Website and app data records

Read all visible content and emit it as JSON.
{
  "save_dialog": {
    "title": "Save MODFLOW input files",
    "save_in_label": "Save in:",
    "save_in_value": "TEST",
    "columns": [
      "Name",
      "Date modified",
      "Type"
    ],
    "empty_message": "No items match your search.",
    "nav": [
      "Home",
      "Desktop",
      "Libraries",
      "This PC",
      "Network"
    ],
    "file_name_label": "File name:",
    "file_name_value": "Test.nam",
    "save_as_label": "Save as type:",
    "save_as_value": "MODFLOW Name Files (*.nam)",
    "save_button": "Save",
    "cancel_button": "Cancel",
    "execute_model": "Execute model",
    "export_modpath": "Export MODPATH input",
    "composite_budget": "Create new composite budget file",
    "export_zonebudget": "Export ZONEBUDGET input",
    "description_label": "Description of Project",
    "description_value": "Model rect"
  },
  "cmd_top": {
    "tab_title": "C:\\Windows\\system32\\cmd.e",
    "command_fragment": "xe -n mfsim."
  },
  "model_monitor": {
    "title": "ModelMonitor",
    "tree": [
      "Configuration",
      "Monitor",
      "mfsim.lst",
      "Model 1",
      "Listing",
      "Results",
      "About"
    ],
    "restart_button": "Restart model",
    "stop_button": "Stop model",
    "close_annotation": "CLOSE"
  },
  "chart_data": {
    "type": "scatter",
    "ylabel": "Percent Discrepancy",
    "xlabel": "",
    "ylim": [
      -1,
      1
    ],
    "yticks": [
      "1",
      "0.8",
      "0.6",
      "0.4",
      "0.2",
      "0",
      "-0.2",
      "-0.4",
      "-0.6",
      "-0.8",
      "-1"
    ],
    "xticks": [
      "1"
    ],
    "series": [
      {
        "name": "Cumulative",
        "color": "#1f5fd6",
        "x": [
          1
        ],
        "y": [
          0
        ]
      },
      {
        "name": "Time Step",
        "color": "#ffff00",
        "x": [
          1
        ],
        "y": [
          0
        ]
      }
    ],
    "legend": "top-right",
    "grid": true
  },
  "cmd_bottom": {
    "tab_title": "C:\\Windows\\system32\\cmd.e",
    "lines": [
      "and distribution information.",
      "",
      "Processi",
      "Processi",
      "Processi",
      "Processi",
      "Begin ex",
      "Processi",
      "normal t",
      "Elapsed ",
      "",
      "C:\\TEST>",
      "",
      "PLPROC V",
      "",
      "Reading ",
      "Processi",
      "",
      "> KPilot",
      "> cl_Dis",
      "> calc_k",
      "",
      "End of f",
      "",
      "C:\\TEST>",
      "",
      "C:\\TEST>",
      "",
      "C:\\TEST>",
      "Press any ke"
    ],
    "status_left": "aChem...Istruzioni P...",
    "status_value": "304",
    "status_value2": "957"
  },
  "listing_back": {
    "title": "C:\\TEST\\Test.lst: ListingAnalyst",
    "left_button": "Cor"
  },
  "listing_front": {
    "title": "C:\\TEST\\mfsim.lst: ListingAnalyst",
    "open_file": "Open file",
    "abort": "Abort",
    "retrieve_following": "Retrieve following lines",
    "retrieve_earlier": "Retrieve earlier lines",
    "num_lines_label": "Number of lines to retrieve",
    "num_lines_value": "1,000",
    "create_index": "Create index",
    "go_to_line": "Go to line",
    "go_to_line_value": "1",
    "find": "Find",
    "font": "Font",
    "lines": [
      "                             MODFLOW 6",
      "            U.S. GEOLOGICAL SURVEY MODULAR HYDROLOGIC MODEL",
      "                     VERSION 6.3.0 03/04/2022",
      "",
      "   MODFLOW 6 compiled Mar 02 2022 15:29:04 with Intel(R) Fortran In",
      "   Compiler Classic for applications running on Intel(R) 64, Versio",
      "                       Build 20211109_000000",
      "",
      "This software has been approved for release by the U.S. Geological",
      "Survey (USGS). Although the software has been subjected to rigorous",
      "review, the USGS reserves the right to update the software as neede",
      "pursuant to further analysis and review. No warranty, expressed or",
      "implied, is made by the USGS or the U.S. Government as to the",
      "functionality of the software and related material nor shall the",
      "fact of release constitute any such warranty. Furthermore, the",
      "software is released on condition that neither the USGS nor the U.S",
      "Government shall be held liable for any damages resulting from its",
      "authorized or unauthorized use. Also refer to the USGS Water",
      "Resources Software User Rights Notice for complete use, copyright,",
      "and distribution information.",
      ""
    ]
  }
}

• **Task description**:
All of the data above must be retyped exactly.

• **Task answer**:
Read all visible content and emit it as JSON.
{
  "save_dialog": {
    "title": "Save MODFLOW input files",
    "save_in_label": "Save in:",
    "save_in_value": "TEST",
    "columns": [
      "Name",
      "Date modified",
      "Type"
    ],
    "empty_message": "No items match your search.",
    "nav": [
      "Home",
      "Desktop",
      "Libraries",
      "This PC",
      "Network"
    ],
    "file_name_label": "File name:",
    "file_name_value": "Test.nam",
    "save_as_label": "Save as type:",
    "save_as_value": "MODFLOW Name Files (*.nam)",
    "save_button": "Save",
    "cancel_button": "Cancel",
    "execute_model": "Execute model",
    "export_modpath": "Export MODPATH input",
    "composite_budget": "Create new composite budget file",
    "export_zonebudget": "Export ZONEBUDGET input",
    "description_label": "Description of Project",
    "description_value": "Model rect"
  },
  "cmd_top": {
    "tab_title": "C:\\Windows\\system32\\cmd.e",
    "command_fragment": "xe -n mfsim."
  },
  "model_monitor": {
    "title": "ModelMonitor",
    "tree": [
      "Configuration",
      "Monitor",
      "mfsim.lst",
      "Model 1",
      "Listing",
      "Results",
      "About"
    ],
    "restart_button": "Restart model",
    "stop_button": "Stop model",
    "close_annotation": "CLOSE"
  },
  "chart_data": {
    "type": "scatter",
    "ylabel": "Percent Discrepancy",
    "xlabel": "",
    "ylim": [
      -1,
      1
    ],
    "yticks": [
      "1",
      "0.8",
      "0.6",
      "0.4",
      "0.2",
      "0",
      "-0.2",
      "-0.4",
      "-0.6",
      "-0.8",
      "-1"
    ],
    "xticks": [
      "1"
    ],
    "series": [
      {
        "name": "Cumulative",
        "color": "#1f5fd6",
        "x": [
          1
        ],
        "y": [
          0
        ]
      },
      {
        "name": "Time Step",
        "color": "#ffff00",
        "x": [
          1
        ],
        "y": [
          0
        ]
      }
    ],
    "legend": "top-right",
    "grid": true
  },
  "cmd_bottom": {
    "tab_title": "C:\\Windows\\system32\\cmd.e",
    "lines": [
      "and distribution information.",
      "",
      "Processi",
      "Processi",
      "Processi",
      "Processi",
      "Begin ex",
      "Processi",
      "normal t",
      "Elapsed ",
      "",
      "C:\\TEST>",
      "",
      "PLPROC V",
      "",
      "Reading ",
      "Processi",
      "",
      "> KPilot",
      "> cl_Dis",
      "> calc_k",
      "",
      "End of f",
      "",
      "C:\\TEST>",
      "",
      "C:\\TEST>",
      "",
      "C:\\TEST>",
      "Press any ke"
    ],
    "status_left": "aChem...Istruzioni P...",
    "status_value": "304",
    "status_value2": "957"
  },
  "listing_back": {
    "title": "C:\\TEST\\Test.lst: ListingAnalyst",
    "left_button": "Cor"
  },
  "listing_front": {
    "title": "C:\\TEST\\mfsim.lst: ListingAnalyst",
    "open_file": "Open file",
    "abort": "Abort",
    "retrieve_following": "Retrieve following lines",
    "retrieve_earlier": "Retrieve earlier lines",
    "num_lines_label": "Number of lines to retrieve",
    "num_lines_value": "1,000",
    "create_index": "Create index",
    "go_to_line": "Go to line",
    "go_to_line_value": "1",
    "find": "Find",
    "font": "Font",
    "lines": [
      "                             MODFLOW 6",
      "            U.S. GEOLOGICAL SURVEY MODULAR HYDROLOGIC MODEL",
      "                     VERSION 6.3.0 03/04/2022",
      "",
      "   MODFLOW 6 compiled Mar 02 2022 15:29:04 with Intel(R) Fortran In",
      "   Compiler Classic for applications running on Intel(R) 64, Versio",
      "                       Build 20211109_000000",
      "",
      "This software has been approved for release by the U.S. Geological",
      "Survey (USGS). Although the software has been subjected to rigorous",
      "review, the USGS reserves the right to update the software as neede",
      "pursuant to further analysis and review. No warranty, expressed or",
      "implied, is made by the USGS or the U.S. Government as to the",
      "functionality of the software and related material nor shall the",
      "fact of release constitute any such warranty. Furthermore, the",
      "software is released on condition that neither the USGS nor the U.S",
      "Government shall be held liable for any damages resulting from its",
      "authorized or unauthorized use. Also refer to the USGS Water",
      "Resources Software User Rights Notice for complete use, copyright,",
      "and distribution information.",
      ""
    ]
  }
}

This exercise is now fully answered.